Arkansas claims a legacy of financial technology dating back more than 50 years to the founding of Systematics Inc., then known as a data processing company that provided software and other support services for mid-sized banks. No one was talking about fintech in 1968.
Through several acquisitions and growth opportunities, Systematics operates today as FIS Inc. (Fidelity National Information Services), one of the world’s largest providers of financial services with 65,000 employees and operations in 50 countries supporting more than 20,000 customers.
To help maintain the fintech bloodline, the Little Rock Venture Center began operations seven years ago to provide mentoring and networking opportunities for entrepreneurs and startups, hoping to perhaps launch the next Systematics. The Venture Center was envisioned as a programming entity supporting the Little Rock Technology Park, which was created by state legislation in 2007.
“We saw the Venture Center as the entity to drive everything in the Technology Park,” said Jay Chesshir, president and CEO of the Little Rock Regional Chamber of Commerce, a key business group that advocated for the park and the Venture Center. “We needed something to create programming and the entrepreneurial process because a [technology] space itself is not very productive, and most of them fail.”
Everyone is talking about fintech these days, and the Venture Center is often at the center of these conversations.
“We’ve always tried to capitalize on the beginnings of fintech in Arkansas,” said Wayne Miller, CEO of the Venture Center. “Our state has extraordinary entrepreneurial DNA, and we’ve built some of the greatest companies in the world in Arkansas.”
Next month, the Venture Center plans to capitalize on this bloodline in front of an international audience with the first VenTech Fintech Summit, a three-day event that celebrates its successful history supporting the fintech and community banking sectors and also looks ahead to future innovations.
The summit, which is planned for 15-17 August, is built to showcase the fintech startups that have been groomed by the Venture Center’s accelerators, which have included 107 startups, with 94% still in business. Nine of the companies have operations in Arkansas.
VenCent will feature national speakers who are experts in banking, technology, compliance, cybersecurity and cryptocurrency, among other topics.
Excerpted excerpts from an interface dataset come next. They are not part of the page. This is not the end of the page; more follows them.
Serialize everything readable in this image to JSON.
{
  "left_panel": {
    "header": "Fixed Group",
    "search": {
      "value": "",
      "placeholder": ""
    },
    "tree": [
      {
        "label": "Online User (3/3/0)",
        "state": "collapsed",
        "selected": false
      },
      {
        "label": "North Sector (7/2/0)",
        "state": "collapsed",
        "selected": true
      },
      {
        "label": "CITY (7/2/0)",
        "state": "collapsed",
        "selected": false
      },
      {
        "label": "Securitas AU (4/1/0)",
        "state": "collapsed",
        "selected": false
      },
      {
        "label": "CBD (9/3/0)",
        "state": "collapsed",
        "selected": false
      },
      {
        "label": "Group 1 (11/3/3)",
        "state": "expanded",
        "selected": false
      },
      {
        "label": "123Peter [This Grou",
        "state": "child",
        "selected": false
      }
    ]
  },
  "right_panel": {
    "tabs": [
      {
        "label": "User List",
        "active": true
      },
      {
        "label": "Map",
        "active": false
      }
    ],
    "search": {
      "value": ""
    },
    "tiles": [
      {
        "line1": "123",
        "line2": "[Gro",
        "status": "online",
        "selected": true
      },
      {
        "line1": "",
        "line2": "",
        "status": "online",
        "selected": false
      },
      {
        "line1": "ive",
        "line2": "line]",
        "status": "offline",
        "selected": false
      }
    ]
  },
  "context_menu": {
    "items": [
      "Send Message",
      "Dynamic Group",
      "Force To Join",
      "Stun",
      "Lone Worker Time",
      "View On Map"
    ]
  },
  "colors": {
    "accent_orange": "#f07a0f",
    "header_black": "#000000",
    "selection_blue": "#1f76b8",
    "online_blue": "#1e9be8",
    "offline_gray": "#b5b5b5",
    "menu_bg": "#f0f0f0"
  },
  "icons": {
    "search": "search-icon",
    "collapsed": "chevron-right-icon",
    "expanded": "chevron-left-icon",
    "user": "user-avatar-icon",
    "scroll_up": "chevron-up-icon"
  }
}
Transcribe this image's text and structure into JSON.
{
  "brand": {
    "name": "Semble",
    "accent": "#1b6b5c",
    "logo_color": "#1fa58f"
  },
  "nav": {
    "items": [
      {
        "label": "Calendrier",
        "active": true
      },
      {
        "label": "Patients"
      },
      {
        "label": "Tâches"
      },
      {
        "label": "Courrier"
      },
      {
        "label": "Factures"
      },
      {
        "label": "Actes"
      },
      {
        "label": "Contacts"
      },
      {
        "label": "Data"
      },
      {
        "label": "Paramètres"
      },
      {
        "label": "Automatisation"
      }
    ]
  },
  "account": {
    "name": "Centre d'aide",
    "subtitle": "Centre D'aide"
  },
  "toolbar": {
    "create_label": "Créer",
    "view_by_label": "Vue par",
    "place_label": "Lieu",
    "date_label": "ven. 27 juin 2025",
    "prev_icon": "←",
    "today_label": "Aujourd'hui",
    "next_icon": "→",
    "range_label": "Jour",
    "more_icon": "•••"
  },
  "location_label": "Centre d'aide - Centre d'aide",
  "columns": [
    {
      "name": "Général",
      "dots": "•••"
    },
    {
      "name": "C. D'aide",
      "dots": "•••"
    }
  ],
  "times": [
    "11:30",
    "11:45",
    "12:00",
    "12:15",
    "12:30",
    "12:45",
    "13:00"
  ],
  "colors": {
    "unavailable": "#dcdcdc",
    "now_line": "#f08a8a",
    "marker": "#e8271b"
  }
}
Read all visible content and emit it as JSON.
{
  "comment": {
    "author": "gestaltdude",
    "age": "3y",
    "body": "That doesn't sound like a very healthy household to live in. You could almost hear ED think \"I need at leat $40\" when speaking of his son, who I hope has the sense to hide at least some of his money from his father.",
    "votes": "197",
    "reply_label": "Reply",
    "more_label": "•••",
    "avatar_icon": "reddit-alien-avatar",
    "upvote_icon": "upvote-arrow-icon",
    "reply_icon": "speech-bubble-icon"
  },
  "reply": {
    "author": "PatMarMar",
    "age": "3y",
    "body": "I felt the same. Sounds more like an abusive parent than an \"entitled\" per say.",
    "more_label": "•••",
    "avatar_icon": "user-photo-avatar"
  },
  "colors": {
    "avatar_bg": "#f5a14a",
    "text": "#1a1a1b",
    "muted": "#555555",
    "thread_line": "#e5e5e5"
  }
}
Around 35 speakers and 70 fintech presenters are queuing up for the event.
“This keeps Little Rock on the map,” said Kevin Tweddle, senior vice president and chief operating officer at Independent Community Bankers of America (ICBA), which has contributed financial resources and leadership support to the Venture Center since 2020. “We keep calling it the birthplace of fintech that goes back to the Systematics days, and this is another great way to continue to push that brand out there.”
ICBA is sponsoring the summit together with FIS, which started the first accelerator program with the Venture Center in 2016.
The Venture Center was an opportunity to “use Little Rock as an epicenter of innovation in a very comfortable way,” said Elaine Duff, senior vice president of FIS Impact Ventures, which oversees and assesses the value fintech brings to the company and its clients.
The Jacksonville, Fla.-based company is sending 25 executives to the summit, which Duff said is an opportunity to commit to continuing the Venture Center’s work. “This is a culmination of what the vision was … and this is a torch that will continue both from a FIS commitment, ICBA commitment and the broader fintech community,” she added.
For the state, which also provides funding to support the Venture Center’s accelerator efforts, the organization is a valuable economic development tool to attract technology companies and helps promote Arkansas as an innovative place to build a business, according to Commerce Secretary Mike Preston.
“The Venture Center is an important piece of the economic development puzzle for our state and for Central Arkansas,” he said. “It’s really outside of what most people think of when they think of economic development. But it has given us the opportunity to support an industry that has grown organically all the way back to Systematikk.”
Chesshir, who has been a key player in the Venture Center’s development since it was just an idea or concept, says the organization is an effective sales opportunity. “It’s gone so far beyond anything any of us thought it could be,” he said. “Never, never did we dream that we would use this as a basis for recruiting companies from around the world.”
The conference will be structured around key topics and offer potential solutions for discussion points, followed by breakout sessions for more practical collaborative work.
“This is very much about bankers talking to bankers,” Miller said. “We’re just trying to facilitate that effort. We want them to leave here with a better vision for the industry and the clear challenges that others face and with tools they can go back to their institutions and hopefully implement.”
VenCent, Preston said, brings more focus and attention to Arkansas as a fintech hub with an economy that fosters innovation. “This summit raises awareness of the fintech economy we have here in Arkansas,” he said. “We have an opportunity with this in Arkansas to raise our flag a little higher and promote our brand across the country.”